05/23/2011 03:02 pm ET Updated Jul 23, 2011

Move Over Teachers: It's Time to Blame the Parents

It's been a tough few days for education reform. Just when you thought it couldn't get worse, we've ascended to new heights of desperation.

Flying home from Kenyon College, from which my daughter just received her B.A., with Martha Nussbaum's remarks about pluralism, democracy and the value of a rigorous liberal arts education fresh in my mind, I was brought abruptly down to earth by Michael Bloomberg's latest riposte, in response to a lawsuit challenging the closure of 22 poorly performing schools. "Unfortunately, there are some parents who just come from -- they never had a formal education and they don't understand the value of education," he remarked on his weekly WOR radio report. What's more, he evoked -- and declared dead -- "the old Norman Rockwell family," implying that its culture and values were alien to the poor, immigrant families of color, who rely on the schools he intends to close.

While our mayor was busy alienating his multicultural, diverse and angry constituency of NYC families, in the tradition of his departed chancellor, Cathie Black, parenting pundit Lisa Belkin offered a glimpse at a new, national trend of "legislating parenting." Belkin highlights the evolution from the "accepted truth" of "teacher knows best" -- from that mythical time, presumably, of those Norman Rockwell families -- to today's prevailing attitude that teachers are the root of the problem. Her research has revealed a number of bills, introduced across the country that, among other things, fine, or bring charges against parents for their childrens' recurrent absences. And an interview with a Republican Florida state representative turned up a piece of legislation requiring that parents' grades for involvement be posted on their kids' report cards.

Don't we have enough scapegoats? And isn't it time we focused on engaging, rather than alienating parents?

Family involvement is a sine qua non of children's development and school success. As the Harvard Family Research Project points out in Beyond Random Acts: Family, School, and Community Engagement as an Integral Part of Education Reform, nearly half a century of research confirms the positive impact of family engagement on readiness, academic achievement and graduation rates. Long on the margins of education reform, family, school and community engagement has recently gained traction as a viable strategy for school turnaround efforts and promotion of systems change writ large. The framework is based on a foundation of shared responsibility, including an intentional flow of information about child development and learning as well as positive parenting practices (playing with children, book reading, conversations about occupational aspirations); family involvement with schools, which means attendance at parent-teacher conferences, communication with teachers and volunteering; parent participation in school leadership and governance; and advocacy, in the form of collective organizing and mobilization, which places parents right where they should be: at the heart of education reform.

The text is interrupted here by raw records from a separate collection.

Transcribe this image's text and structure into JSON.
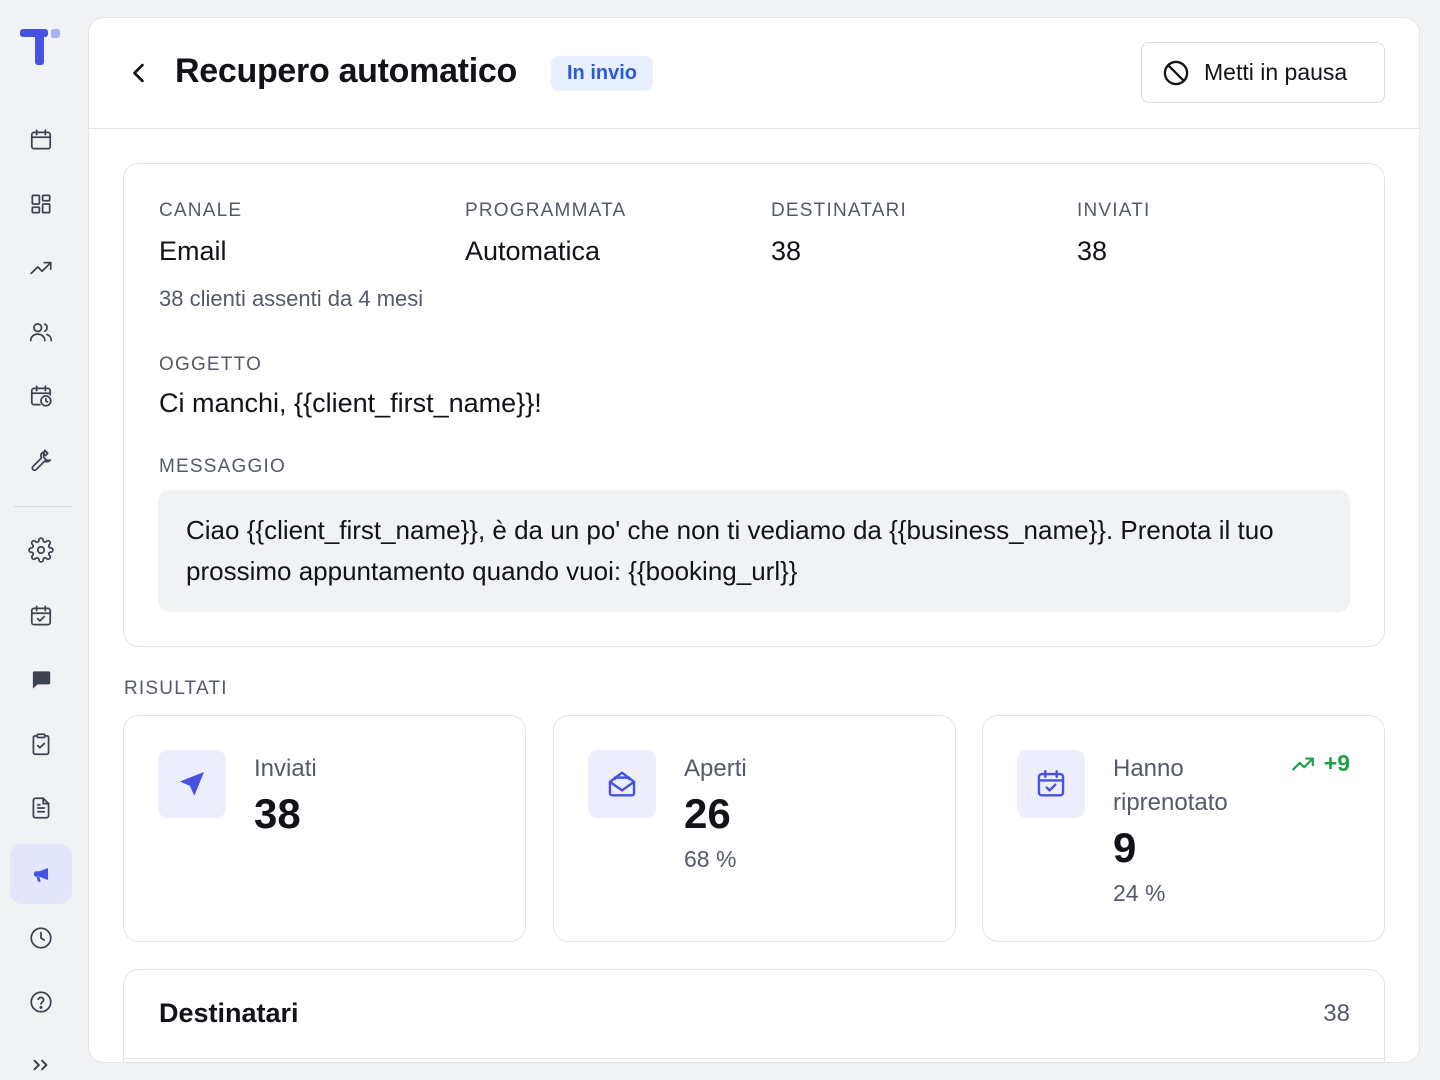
{
  "sidebar": {
    "items": [
      {
        "name": "calendar-icon",
        "active": false
      },
      {
        "name": "dashboard-icon",
        "active": false
      },
      {
        "name": "trend-icon",
        "active": false
      },
      {
        "name": "users-icon",
        "active": false
      },
      {
        "name": "calendar-clock-icon",
        "active": false
      },
      {
        "name": "wrench-icon",
        "active": false
      },
      {
        "name": "settings-icon",
        "active": false
      },
      {
        "name": "calendar-check-icon",
        "active": false
      },
      {
        "name": "chat-icon",
        "active": false
      },
      {
        "name": "clipboard-check-icon",
        "active": false
      },
      {
        "name": "document-icon",
        "active": false
      },
      {
        "name": "megaphone-icon",
        "active": true
      },
      {
        "name": "clock-icon",
        "active": false
      },
      {
        "name": "help-icon",
        "active": false
      }
    ]
  },
  "header": {
    "title": "Recupero automatico",
    "status": "In invio",
    "pause_label": "Metti in pausa"
  },
  "details": {
    "channel": {
      "label": "CANALE",
      "value": "Email"
    },
    "scheduled": {
      "label": "PROGRAMMATA",
      "value": "Automatica"
    },
    "recipients": {
      "label": "DESTINATARI",
      "value": "38"
    },
    "sent": {
      "label": "INVIATI",
      "value": "38"
    },
    "audience_note": "38 clienti assenti da 4 mesi",
    "subject_label": "OGGETTO",
    "subject": "Ci manchi, {{client_first_name}}!",
    "message_label": "MESSAGGIO",
    "message": "Ciao {{client_first_name}}, è da un po' che non ti vediamo da {{business_name}}. Prenota il tuo prossimo appuntamento quando vuoi: {{booking_url}}"
  },
  "results": {
    "label": "RISULTATI",
    "cards": [
      {
        "label": "Inviati",
        "value": "38",
        "pct": ""
      },
      {
        "label": "Aperti",
        "value": "26",
        "pct": "68 %"
      },
      {
        "label": "Hanno riprenotato",
        "value": "9",
        "pct": "24 %",
        "trend": "+9"
      }
    ]
  },
  "recipients_section": {
    "title": "Destinatari",
    "count": "38"
  },
  "colors": {
    "accent": "#4553e0",
    "badge_bg": "#e8efff",
    "badge_text": "#2a5bd7",
    "trend_green": "#1e9e4a"
  }
}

As usual, the road from advocacy to policy-making is filled with potholes. On May 17, fellow blogger Valerie Strauss, at the Washington Post, did a helpful, little inventory of cuts to education. Forty-three programs are on the Republican chopping block, among them those that take a two-generation educational approach (yes, that's parents and children): the Even Start Family Literacy Program, which received $66.5 million in fiscal years 2008, 2009 and 2010, was not funded in the final 2011 budget agreement, and was consolidated in the President's 2012 budget request, as well as Parental Information and Resource Centers, which received $38.9 million in fiscal year 2008 and $39.3 million in both fiscal years 2009 and 2010, but was not funded in the final 2011 budget agreement, remains consolidated in the President's 2012 request, and -- take note -- has been deemed duplicative of ESEA Title I parental engagement activities. You can't have too much of a good thing, can you?

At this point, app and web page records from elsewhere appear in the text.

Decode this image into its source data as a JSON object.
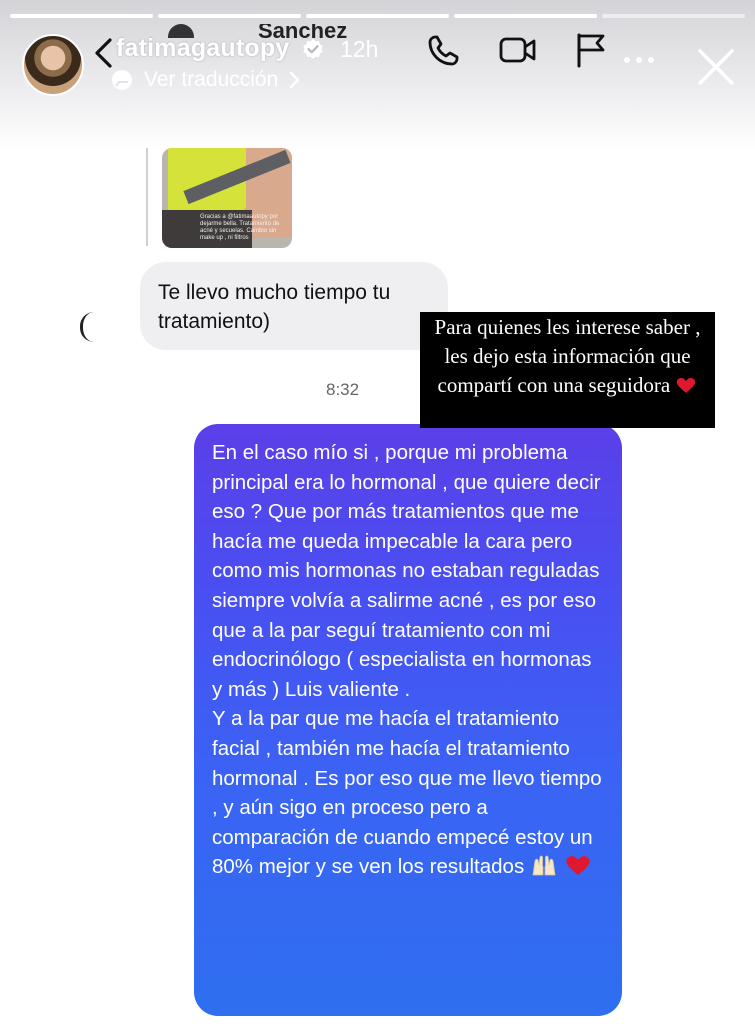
{
  "story": {
    "username": "fatimagautopy",
    "time": "12h",
    "translate_label": "Ver traducción",
    "progress_segments": [
      true,
      true,
      true,
      true,
      false
    ],
    "partial_dm_name": "Sanchez"
  },
  "chat": {
    "incoming_message": "Te llevo mucho tiempo tu tratamiento)",
    "timestamp": "8:32",
    "outgoing_paragraphs": [
      "En el caso mío si , porque mi problema principal era lo hormonal , que quiere decir eso ? Que por más tratamientos que me hacía me queda impecable la cara pero como mis hormonas no estaban reguladas siempre volvía a salirme acné , es por eso que a la par seguí tratamiento con mi endocrinólogo ( especialista en hormonas y más ) Luis valiente .",
      "Y a la par que me hacía el tratamiento facial , también me hacía el tratamiento hormonal . Es por eso que me llevo tiempo , y aún sigo en proceso pero a comparación de cuando empecé estoy un 80% mejor y se ven los resultados"
    ],
    "shared_image_caption": "Gracias a @fatimaautopy por dejarme bella. Tratamiento de acné y secuelas. Cambio sin make up , ni filtros"
  },
  "overlay": {
    "text": "Para quienes les interese saber , les dejo esta información que compartí con una seguidora"
  },
  "colors": {
    "bubble_top": "#5a3fe8",
    "bubble_bottom": "#2f6ff0",
    "incoming_bubble": "#efeff2",
    "overlay_bg": "#000000",
    "heart": "#e0182d"
  },
  "icons": [
    "back-icon",
    "verified-icon",
    "phone-icon",
    "video-icon",
    "flag-icon",
    "more-icon",
    "close-icon",
    "translate-icon",
    "chevron-right-icon",
    "heart-icon",
    "raised-hands-icon"
  ]
}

Fortunately, enlightenment prevails on some corners of the Hill. Concurrent with Republican collective axe-wielding, Senator Tom Harkin, chair of the Senate Health, Education, Labor and Pensions Committee, introduced The Promise Neighborhoods Act, authorizing five-year renewable grants for partnerships between schools and communities to provide, among other things, prenatal education and support for expecting parents, high-quality early care and education and meaningful family engagement and support.

Five hundred organizations -- a nice cross section of the village that it takes to raise a child -- have signed on to support Harkin's proposed legislation. The elders must be smiling. Including Edward Zigler, psychology professor emeritus at Yale, former U.S. Child Bureau Chief and architect of Head Start. Undermining parents, whom Zigler calls "the most significant lever of human development" is a zero-sum game. And punitive measures, like fines and legal action, just won't change the score.